__Exercise goal__:
Please repeat the whole listing verbatim.

__Source data__:
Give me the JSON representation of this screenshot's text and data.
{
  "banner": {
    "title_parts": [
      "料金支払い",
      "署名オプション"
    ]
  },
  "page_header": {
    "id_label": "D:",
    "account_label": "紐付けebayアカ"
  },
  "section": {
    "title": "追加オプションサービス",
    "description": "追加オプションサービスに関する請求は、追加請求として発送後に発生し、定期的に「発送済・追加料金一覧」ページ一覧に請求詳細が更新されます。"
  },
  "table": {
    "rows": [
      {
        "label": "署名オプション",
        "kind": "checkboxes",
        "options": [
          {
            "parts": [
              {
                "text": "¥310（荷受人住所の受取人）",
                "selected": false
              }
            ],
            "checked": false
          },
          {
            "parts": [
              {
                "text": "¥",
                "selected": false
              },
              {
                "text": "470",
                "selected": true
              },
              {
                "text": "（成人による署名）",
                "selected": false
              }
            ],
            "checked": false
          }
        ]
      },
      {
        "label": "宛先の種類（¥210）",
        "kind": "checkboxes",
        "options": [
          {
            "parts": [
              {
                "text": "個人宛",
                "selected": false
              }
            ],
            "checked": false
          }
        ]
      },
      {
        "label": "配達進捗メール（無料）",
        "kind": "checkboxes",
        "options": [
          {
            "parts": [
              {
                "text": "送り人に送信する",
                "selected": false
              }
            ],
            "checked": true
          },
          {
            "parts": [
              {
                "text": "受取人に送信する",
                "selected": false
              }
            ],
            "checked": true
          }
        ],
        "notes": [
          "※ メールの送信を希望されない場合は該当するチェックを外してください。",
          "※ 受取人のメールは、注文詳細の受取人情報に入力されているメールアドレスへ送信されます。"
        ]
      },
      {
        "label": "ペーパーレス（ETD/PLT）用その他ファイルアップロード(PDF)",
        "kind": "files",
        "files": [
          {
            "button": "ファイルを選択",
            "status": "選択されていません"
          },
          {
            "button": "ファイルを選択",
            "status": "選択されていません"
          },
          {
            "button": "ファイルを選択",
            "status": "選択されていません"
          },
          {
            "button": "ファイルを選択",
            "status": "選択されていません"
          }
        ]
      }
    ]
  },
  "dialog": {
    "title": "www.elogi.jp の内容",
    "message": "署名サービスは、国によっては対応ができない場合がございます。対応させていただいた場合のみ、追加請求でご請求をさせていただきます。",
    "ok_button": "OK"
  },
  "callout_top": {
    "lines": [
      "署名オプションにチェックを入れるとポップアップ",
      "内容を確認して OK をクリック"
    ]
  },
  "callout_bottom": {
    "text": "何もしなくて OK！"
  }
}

__Response to this task__:
Give me the JSON representation of this screenshot's text and data.
{
  "banner": {
    "title_parts": [
      "料金支払い",
      "署名オプション"
    ]
  },
  "page_header": {
    "id_label": "D:",
    "account_label": "紐付けebayアカ"
  },
  "section": {
    "title": "追加オプションサービス",
    "description": "追加オプションサービスに関する請求は、追加請求として発送後に発生し、定期的に「発送済・追加料金一覧」ページ一覧に請求詳細が更新されます。"
  },
  "table": {
    "rows": [
      {
        "label": "署名オプション",
        "kind": "checkboxes",
        "options": [
          {
            "parts": [
              {
                "text": "¥310（荷受人住所の受取人）",
                "selected": false
              }
            ],
            "checked": false
          },
          {
            "parts": [
              {
                "text": "¥",
                "selected": false
              },
              {
                "text": "470",
                "selected": true
              },
              {
                "text": "（成人による署名）",
                "selected": false
              }
            ],
            "checked": false
          }
        ]
      },
      {
        "label": "宛先の種類（¥210）",
        "kind": "checkboxes",
        "options": [
          {
            "parts": [
              {
                "text": "個人宛",
                "selected": false
              }
            ],
            "checked": false
          }
        ]
      },
      {
        "label": "配達進捗メール（無料）",
        "kind": "checkboxes",
        "options": [
          {
            "parts": [
              {
                "text": "送り人に送信する",
                "selected": false
              }
            ],
            "checked": true
          },
          {
            "parts": [
              {
                "text": "受取人に送信する",
                "selected": false
              }
            ],
            "checked": true
          }
        ],
        "notes": [
          "※ メールの送信を希望されない場合は該当するチェックを外してください。",
          "※ 受取人のメールは、注文詳細の受取人情報に入力されているメールアドレスへ送信されます。"
        ]
      },
      {
        "label": "ペーパーレス（ETD/PLT）用その他ファイルアップロード(PDF)",
        "kind": "files",
        "files": [
          {
            "button": "ファイルを選択",
            "status": "選択されていません"
          },
          {
            "button": "ファイルを選択",
            "status": "選択されていません"
          },
          {
            "button": "ファイルを選択",
            "status": "選択されていません"
          },
          {
            "button": "ファイルを選択",
            "status": "選択されていません"
          }
        ]
      }
    ]
  },
  "dialog": {
    "title": "www.elogi.jp の内容",
    "message": "署名サービスは、国によっては対応ができない場合がございます。対応させていただいた場合のみ、追加請求でご請求をさせていただきます。",
    "ok_button": "OK"
  },
  "callout_top": {
    "lines": [
      "署名オプションにチェックを入れるとポップアップ",
      "内容を確認して OK をクリック"
    ]
  },
  "callout_bottom": {
    "text": "何もしなくて OK！"
  }
}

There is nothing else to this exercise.